And two York County, South Carolina, men are arrested for their alleged role in the Jan. 6 riot at the U.S. Capitol. We discuss how they were identified and their role in the violence.

Mike Collins and our roundtable of reporters delve into the week’s top news on the Charlotte Talks Local News Roundup.

GUESTS:

Nick OchsnerWBTV’s Executive Producer for Investigations & Chief Investigative Reporter

Mary C. Curtis, columnist for Rollcall.com, host of the Rollcall podcast “Equal Time” and contributor at WCCB-TV

Katie Peralta Soloff, reporter for Axios Charlotte

David Boraks, reporter for WFAE
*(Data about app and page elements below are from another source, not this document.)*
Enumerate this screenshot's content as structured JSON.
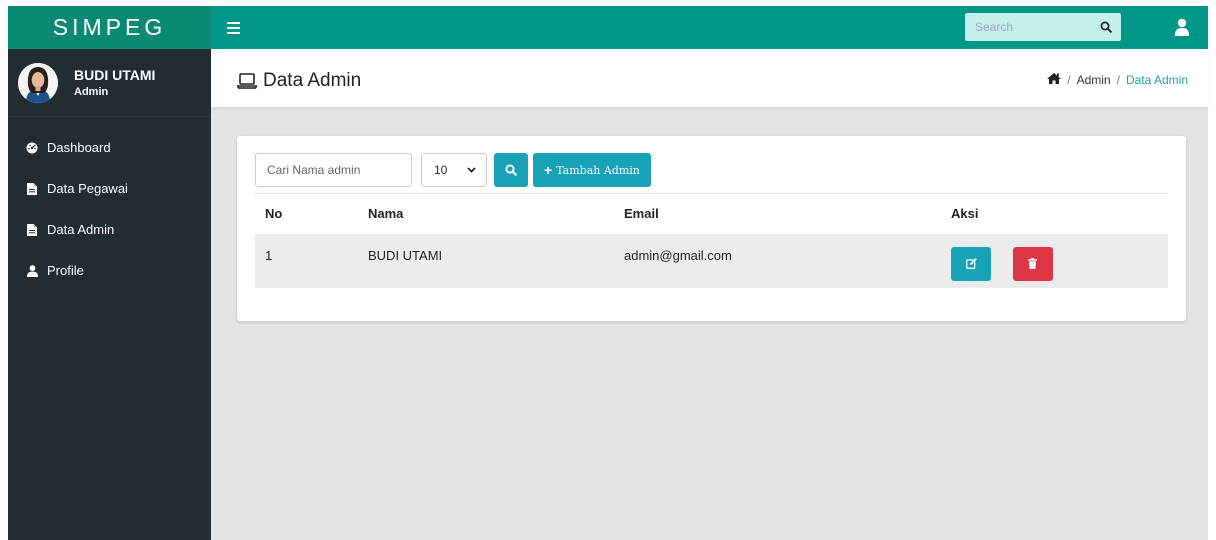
{
  "app": {
    "brand": "SIMPEG"
  },
  "topbar": {
    "search_placeholder": "Search"
  },
  "user": {
    "name": "BUDI UTAMI",
    "role": "Admin"
  },
  "sidebar": {
    "items": [
      {
        "label": "Dashboard",
        "icon": "dashboard-icon"
      },
      {
        "label": "Data Pegawai",
        "icon": "file-icon"
      },
      {
        "label": "Data Admin",
        "icon": "file-icon"
      },
      {
        "label": "Profile",
        "icon": "user-icon"
      }
    ]
  },
  "header": {
    "title": "Data Admin"
  },
  "breadcrumb": {
    "home_icon": "home-icon",
    "parent": "Admin",
    "current": "Data Admin",
    "separator": "/"
  },
  "toolbar": {
    "search_placeholder": "Cari Nama admin",
    "per_page": "10",
    "add_label": "Tambah Admin"
  },
  "table": {
    "headers": [
      "No",
      "Nama",
      "Email",
      "Aksi"
    ],
    "rows": [
      {
        "no": "1",
        "nama": "BUDI UTAMI",
        "email": "admin@gmail.com"
      }
    ]
  },
  "colors": {
    "brand": "#0a8a74",
    "topbar": "#009688",
    "sidebar": "#222d32",
    "info": "#17a2b8",
    "danger": "#dc3545"
  }
}
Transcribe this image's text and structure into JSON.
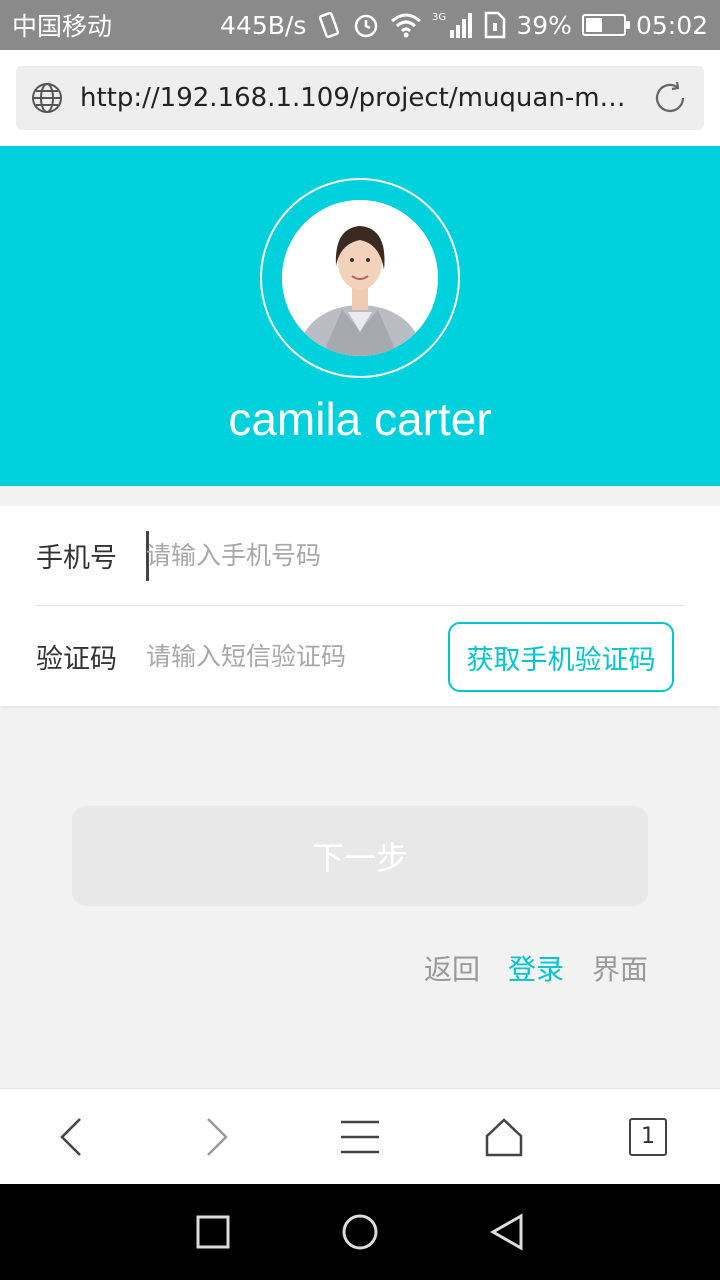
{
  "status_bar": {
    "carrier": "中国移动",
    "speed": "445B/s",
    "network": "3G",
    "battery": "39%",
    "battery_level": 0.39,
    "time": "05:02"
  },
  "browser": {
    "url": "http://192.168.1.109/project/muquan-mo…",
    "tab_count": "1"
  },
  "profile": {
    "name": "camila carter"
  },
  "form": {
    "phone_label": "手机号",
    "phone_placeholder": "请输入手机号码",
    "code_label": "验证码",
    "code_placeholder": "请输入短信验证码",
    "get_code_button": "获取手机验证码"
  },
  "next_button": "下一步",
  "back_link": {
    "part1": "返回",
    "part2": "登录",
    "part3": "界面"
  },
  "colors": {
    "accent": "#00d1dc",
    "status_bar": "#8a8a8a",
    "disabled_button": "#e8e8e8"
  }
}
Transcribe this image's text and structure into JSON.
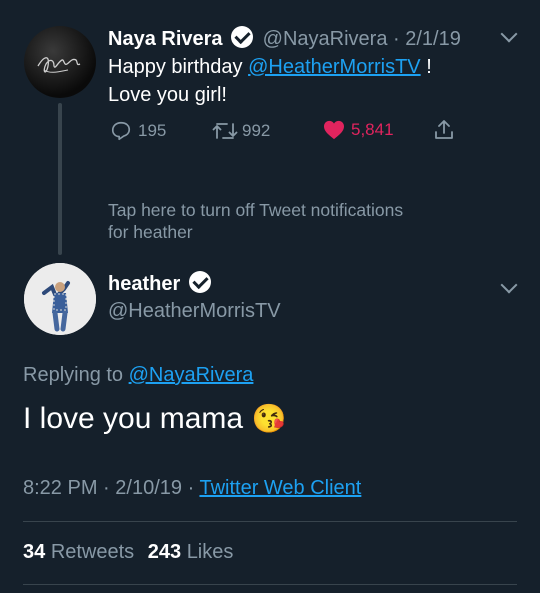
{
  "parent_tweet": {
    "display_name": "Naya Rivera",
    "handle": "@NayaRivera",
    "separator": "·",
    "date": "2/1/19",
    "text_pre": "Happy birthday ",
    "mention": "@HeatherMorrisTV",
    "text_post": " !",
    "text_line2": "Love you girl!",
    "reply_count": "195",
    "retweet_count": "992",
    "like_count": "5,841",
    "avatar_signature": "NRivera"
  },
  "notification": {
    "line1": "Tap here to turn off Tweet notifications",
    "line2": "for heather"
  },
  "main_tweet": {
    "display_name": "heather",
    "handle": "@HeatherMorrisTV",
    "replying_to_label": "Replying to",
    "replying_to_handle": "@NayaRivera",
    "text": "I love you mama",
    "emoji": "😘",
    "time": "8:22 PM",
    "dot": "·",
    "date": "2/10/19",
    "source": "Twitter Web Client",
    "retweets_count": "34",
    "retweets_label": "Retweets",
    "likes_count": "243",
    "likes_label": "Likes"
  },
  "colors": {
    "background": "#15202b",
    "accent": "#1da1f2",
    "like": "#e0245e",
    "muted": "#8899a6"
  }
}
A Conversation on Race, Reconciliation and “The Other Side of the Coin”

In this conversation, moderator Mary C. Curtis, an award-winning journalist, talks to Charlotte filmmaker Frederick Murphy and other panelists from his film “The Other Side of the Coin” about the history of race in this country and how their experiences provide lessons and hope for how our country can move toward a better future.

Panelists: Frederick Murphy, documentarian of “The Other Side of the Coin” and founder of “History Before Us”

Todd “Speech” Thomas, two-time Grammy Award-winning artist, known for his group Arrested Development

Alvin C. Jacobs, Jr., photographer and image activist

Susan Y. Marshall, picketer at Women’s College in Greensboro, NC, in 1963

Rev. Ray McKinnon, pastor and activist

Bill Sizemore, author and journalist

See the full film at https://bit.ly/cltfilm.